* **WHAT YOU SHOULD DO**
Find out how many lines in the records have the string "address" in them, and state only that number.

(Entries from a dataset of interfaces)
____________

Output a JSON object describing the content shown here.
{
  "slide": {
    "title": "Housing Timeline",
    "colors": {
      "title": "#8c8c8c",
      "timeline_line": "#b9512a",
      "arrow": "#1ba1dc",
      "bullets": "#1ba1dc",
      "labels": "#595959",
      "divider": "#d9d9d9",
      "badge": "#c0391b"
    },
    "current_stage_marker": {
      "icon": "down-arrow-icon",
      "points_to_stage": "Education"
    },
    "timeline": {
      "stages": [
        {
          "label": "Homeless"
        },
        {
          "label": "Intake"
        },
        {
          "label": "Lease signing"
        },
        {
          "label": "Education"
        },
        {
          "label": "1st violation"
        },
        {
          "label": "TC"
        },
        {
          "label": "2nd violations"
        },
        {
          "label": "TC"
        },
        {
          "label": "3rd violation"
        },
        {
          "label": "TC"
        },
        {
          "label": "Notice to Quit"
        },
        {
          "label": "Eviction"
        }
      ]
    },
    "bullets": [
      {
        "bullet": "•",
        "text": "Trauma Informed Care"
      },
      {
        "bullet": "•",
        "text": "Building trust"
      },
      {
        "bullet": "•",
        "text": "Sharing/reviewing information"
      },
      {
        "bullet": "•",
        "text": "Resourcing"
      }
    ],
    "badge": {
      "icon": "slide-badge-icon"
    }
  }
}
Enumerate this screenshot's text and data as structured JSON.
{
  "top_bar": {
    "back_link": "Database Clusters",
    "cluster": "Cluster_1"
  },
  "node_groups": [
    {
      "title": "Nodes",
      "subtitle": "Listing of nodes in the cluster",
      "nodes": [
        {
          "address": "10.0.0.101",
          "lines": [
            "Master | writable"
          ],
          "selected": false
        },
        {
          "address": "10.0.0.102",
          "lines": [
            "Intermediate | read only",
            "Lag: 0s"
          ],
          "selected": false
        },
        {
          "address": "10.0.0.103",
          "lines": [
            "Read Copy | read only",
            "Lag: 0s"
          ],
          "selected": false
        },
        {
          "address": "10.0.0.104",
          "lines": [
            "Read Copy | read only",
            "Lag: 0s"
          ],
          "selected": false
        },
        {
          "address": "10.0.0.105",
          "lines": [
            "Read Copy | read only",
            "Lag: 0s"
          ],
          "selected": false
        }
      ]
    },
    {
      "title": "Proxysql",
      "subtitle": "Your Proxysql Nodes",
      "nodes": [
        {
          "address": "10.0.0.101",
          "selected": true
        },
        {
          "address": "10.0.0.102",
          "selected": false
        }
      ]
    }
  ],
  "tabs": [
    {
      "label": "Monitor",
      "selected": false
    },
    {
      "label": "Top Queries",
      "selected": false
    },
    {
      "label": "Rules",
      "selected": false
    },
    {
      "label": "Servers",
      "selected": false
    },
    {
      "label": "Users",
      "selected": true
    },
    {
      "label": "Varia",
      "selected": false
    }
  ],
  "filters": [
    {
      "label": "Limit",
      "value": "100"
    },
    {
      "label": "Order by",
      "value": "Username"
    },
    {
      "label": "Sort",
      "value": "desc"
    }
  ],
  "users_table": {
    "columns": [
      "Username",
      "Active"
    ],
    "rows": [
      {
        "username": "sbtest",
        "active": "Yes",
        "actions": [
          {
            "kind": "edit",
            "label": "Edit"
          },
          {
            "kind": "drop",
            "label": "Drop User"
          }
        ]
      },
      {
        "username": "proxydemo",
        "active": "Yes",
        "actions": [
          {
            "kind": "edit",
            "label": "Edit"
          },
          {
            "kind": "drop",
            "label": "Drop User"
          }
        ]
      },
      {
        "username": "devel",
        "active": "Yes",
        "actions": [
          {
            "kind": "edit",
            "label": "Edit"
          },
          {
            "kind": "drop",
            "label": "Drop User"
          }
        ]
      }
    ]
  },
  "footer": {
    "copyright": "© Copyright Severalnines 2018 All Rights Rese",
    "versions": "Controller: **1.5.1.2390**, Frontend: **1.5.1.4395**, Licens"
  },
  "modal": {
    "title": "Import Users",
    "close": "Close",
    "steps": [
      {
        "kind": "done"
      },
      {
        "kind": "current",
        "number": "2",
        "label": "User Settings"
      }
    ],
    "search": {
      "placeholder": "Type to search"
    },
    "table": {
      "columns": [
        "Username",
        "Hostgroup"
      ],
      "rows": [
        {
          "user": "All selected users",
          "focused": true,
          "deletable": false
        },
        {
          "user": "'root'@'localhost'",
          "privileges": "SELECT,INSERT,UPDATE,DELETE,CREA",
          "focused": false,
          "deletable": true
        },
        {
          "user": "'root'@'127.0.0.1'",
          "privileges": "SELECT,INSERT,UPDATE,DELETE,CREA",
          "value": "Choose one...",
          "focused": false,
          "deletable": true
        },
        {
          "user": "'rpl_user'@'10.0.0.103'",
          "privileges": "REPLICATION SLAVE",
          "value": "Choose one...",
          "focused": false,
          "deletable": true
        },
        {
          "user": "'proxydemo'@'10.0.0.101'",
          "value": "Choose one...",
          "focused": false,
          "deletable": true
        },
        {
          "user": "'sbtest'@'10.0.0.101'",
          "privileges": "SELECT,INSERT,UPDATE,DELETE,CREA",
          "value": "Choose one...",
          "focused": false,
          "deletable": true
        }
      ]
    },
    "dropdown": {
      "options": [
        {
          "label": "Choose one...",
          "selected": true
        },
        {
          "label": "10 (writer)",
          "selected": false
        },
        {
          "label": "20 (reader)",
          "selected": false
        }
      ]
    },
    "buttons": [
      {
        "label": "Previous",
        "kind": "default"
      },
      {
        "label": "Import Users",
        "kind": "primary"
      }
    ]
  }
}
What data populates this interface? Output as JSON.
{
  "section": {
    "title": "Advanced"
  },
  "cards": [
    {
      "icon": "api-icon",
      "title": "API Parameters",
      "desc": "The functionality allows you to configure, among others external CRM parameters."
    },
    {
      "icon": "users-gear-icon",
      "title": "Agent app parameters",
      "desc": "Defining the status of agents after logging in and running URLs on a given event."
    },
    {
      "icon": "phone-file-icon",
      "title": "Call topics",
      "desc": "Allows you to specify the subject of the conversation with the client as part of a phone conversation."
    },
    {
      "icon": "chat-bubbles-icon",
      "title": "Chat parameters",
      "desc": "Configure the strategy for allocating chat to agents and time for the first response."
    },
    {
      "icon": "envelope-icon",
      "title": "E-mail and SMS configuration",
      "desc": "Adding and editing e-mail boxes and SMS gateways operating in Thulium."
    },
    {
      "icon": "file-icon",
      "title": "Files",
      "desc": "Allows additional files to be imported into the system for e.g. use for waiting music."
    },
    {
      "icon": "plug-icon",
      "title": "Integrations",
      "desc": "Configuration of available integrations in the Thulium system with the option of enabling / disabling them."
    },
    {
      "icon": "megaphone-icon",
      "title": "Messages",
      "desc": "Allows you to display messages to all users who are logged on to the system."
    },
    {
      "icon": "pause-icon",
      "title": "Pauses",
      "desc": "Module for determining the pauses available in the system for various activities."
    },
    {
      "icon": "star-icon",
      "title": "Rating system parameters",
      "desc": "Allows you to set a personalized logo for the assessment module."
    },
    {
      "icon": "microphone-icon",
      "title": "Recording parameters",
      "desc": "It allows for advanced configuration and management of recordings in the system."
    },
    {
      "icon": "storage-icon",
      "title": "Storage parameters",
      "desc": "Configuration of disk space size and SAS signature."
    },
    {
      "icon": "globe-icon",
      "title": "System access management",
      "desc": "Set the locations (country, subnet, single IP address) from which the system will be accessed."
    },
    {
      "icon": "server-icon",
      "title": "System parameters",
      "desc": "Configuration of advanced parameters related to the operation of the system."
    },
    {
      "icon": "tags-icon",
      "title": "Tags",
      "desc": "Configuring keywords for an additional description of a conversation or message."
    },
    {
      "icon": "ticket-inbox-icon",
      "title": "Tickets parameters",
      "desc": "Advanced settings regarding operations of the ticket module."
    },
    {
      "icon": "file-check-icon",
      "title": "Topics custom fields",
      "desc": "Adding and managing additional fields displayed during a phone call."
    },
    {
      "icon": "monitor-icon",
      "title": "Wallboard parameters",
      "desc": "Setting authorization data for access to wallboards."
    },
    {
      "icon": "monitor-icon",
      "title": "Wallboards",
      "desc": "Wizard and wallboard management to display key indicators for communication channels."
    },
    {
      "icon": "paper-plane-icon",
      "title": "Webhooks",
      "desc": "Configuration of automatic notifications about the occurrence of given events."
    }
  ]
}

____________

* **WRITTEN SOLUTION**
8